_Activity_.
How many lines in the records below hold the string "创建电子相册"? Answer with the number alone.

(Data entries)

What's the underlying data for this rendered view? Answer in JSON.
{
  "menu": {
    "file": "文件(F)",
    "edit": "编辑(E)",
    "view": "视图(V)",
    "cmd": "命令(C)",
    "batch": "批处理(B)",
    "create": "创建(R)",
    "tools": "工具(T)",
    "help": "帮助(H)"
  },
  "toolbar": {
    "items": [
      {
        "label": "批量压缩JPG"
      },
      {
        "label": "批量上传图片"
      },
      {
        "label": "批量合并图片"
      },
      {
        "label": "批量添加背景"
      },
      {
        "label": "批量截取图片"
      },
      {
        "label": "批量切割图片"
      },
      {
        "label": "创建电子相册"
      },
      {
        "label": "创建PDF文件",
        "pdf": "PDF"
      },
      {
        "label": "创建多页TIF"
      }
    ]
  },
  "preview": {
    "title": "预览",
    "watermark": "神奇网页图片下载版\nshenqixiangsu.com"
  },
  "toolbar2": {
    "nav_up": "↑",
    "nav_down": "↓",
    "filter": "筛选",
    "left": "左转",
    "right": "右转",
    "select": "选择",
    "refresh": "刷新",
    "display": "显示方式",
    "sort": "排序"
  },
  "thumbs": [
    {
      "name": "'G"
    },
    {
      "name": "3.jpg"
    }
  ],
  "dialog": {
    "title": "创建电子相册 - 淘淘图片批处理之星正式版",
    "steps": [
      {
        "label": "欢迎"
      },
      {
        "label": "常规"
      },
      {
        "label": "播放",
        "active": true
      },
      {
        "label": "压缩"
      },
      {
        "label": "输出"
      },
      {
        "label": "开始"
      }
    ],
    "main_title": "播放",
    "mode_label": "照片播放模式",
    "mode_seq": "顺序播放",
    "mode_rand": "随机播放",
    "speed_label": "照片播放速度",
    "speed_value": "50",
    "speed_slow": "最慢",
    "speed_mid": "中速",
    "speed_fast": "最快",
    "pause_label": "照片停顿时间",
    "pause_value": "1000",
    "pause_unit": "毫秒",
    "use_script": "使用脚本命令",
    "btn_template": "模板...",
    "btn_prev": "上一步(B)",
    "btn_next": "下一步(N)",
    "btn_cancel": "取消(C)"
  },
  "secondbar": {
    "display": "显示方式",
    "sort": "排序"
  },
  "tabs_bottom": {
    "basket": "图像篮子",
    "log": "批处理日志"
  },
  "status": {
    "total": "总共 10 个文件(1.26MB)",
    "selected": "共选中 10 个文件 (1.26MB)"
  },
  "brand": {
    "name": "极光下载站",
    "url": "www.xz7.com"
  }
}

_Exercise result_.
2